Instructions to follow:
Spot each line in the data below containing "Support" and copy it.

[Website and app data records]
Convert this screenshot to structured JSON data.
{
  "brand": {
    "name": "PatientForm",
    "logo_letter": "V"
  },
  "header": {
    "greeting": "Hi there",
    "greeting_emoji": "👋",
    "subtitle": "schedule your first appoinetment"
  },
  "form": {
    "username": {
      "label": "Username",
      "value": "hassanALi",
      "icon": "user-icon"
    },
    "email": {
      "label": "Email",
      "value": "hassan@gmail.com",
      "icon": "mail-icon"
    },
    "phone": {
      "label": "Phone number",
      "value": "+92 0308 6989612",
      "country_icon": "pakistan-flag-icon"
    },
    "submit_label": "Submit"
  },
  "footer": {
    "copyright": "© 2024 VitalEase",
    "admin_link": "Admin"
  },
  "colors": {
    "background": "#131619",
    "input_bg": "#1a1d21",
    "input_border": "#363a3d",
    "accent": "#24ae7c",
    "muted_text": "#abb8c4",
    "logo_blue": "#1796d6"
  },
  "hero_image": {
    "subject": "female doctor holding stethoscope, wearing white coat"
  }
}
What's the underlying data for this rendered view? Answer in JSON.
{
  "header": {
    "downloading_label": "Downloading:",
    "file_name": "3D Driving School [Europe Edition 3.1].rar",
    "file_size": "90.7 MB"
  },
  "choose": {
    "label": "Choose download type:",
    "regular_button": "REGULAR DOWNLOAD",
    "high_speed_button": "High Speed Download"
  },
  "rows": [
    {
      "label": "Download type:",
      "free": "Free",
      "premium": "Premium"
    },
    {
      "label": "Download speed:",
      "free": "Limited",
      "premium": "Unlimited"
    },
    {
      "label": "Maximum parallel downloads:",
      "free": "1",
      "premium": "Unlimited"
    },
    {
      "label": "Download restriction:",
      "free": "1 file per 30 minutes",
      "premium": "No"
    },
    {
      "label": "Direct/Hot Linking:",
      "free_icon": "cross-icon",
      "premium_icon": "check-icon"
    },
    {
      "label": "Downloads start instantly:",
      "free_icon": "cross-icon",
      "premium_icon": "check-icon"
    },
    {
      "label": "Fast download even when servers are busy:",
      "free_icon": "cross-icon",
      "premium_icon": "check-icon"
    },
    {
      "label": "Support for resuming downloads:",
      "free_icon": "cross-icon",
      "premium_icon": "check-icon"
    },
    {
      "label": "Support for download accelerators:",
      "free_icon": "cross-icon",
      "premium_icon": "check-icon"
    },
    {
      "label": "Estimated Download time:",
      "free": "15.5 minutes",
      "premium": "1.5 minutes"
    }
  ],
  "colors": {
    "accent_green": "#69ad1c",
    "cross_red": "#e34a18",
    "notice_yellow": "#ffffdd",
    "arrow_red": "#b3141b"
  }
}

Solution for this exercise:
      "label": "Support for resuming downloads:",
      "label": "Support for download accelerators:",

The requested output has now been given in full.